What made you want to be a PA?
My mother is a nurse and my father is a surgeon. I knew from an early age that I was passionate about following in their footsteps and going into the medical field.
My father worked with the same PA for years, and I got to know her well. I talked with her about how much she loved her job, the ability of PAs to change specialties, and the lifestyle balance afforded by her career. I loved what she had to say, and I decided to follow suit.
On one hand, I could tell right away from my interview that this program was going to support me. Everyone was so genuine and kind. You could tell they loved their jobs, and that they believed in the values of the program.
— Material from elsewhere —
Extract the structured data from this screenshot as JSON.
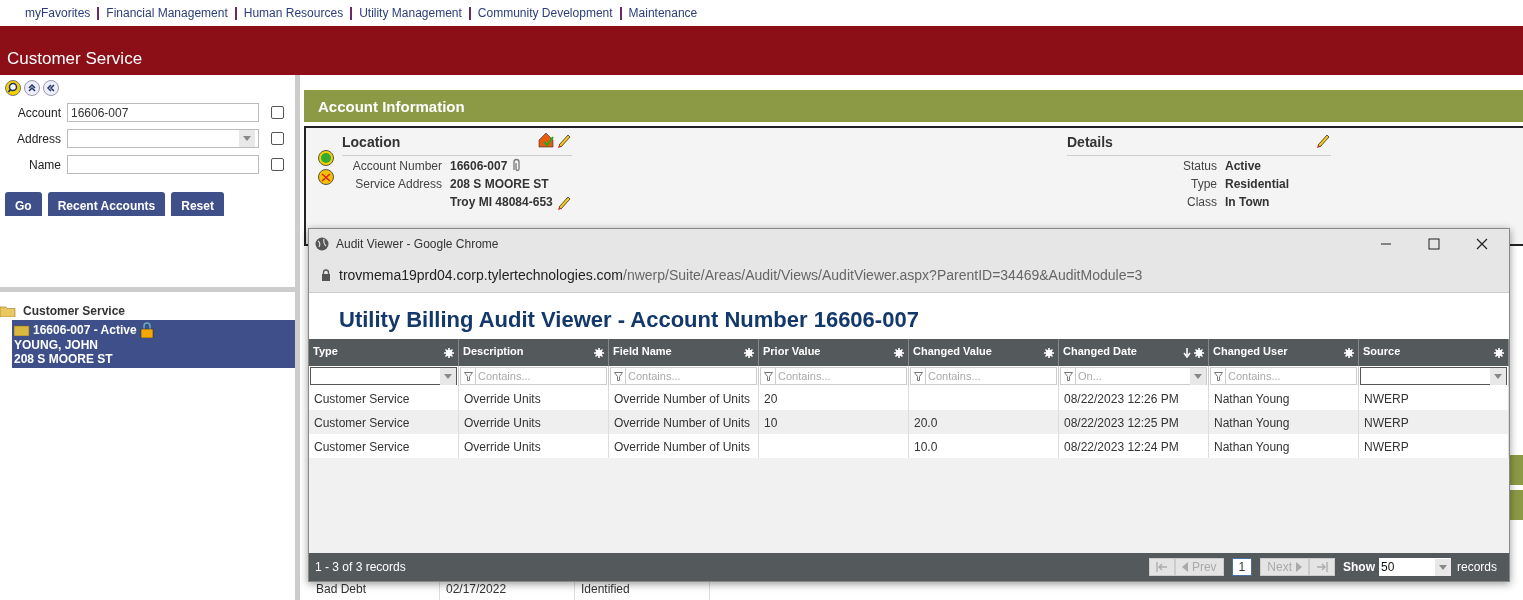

They left me feeling 100 percent certain they’d go the extra mile to help me succeed.
On the other hand, I really loved the area. I grew up in a small town in the Hudson Valley of upstate New York. The mountains and the beautiful countryside were comforting; it made me feel right at home!
Where do you currently work and what are your responsibilities?
I’m a physician assistant at Johns Hopkins Hospital in Baltimore, MD. I’m currently participating in the Surgical Residency Program, which enables me to rotate through and learn about a variety of surgical specialties. My current responsibilities include managing or helping with surgical patients in pre-op, post-op, on the surgical floor, or in the intensive care unit.
Do you feel like MBU’s PA program prepared you for your career?
Absolutely! It not only prepared me to pass my [certification exam] — which after the rigors of the program itself felt like a walk in the park — it also did an excellent job of preparing me for work in the real world.
For instance, I felt confident and excited walking into my first day in my new position. And that confidence continues to grow with experience. I look forward to the challenges each new day may bring, and I feel sure that I’m up to the task of meeting them.
What was the most important professional lesson you learned at MBU?
There are so many great examples, but our medical history and physical exam course comes immediately to mind. It taught me how to walk into a room with a patient, ask the right questions, and perform a thorough and efficient physical exam. My professors were incredible, taking the time to observe me [closely and relentlessly], and to work with me one-on-one to perfect my approach.
They built on that training in our clinical reasoning class, which taught me to use the information from my examinations to formulate a diagnosis and determine next steps for treatment. Those skills are imperative in any situation, but particularly when you’re working [on the surgical side of the] ER.
What was your biggest takeaway from your time at MBU?
The relationships I formed with the people I met in the program. My professors during my didactic year and my preceptors — i.e. the medical professionals who oversaw my clinical work — were all fantastic teachers. They were extremely passionate about their work, and were just over-the-top supportive of me.
That enthusiasm was infectious. I learned so much from them, and I strive to model myself after them as a professional. In fact, they inspired me to want to become a preceptor myself. I look forward to one day paying it forward and helping future generations of students become PAs.
Lastly, I can’t say enough about my fellow students. They were so hard working and determined, yet they always made you feel like a part of the team. I made some of my very best friends at MBU, and I’m honored to now be able to call them my colleagues.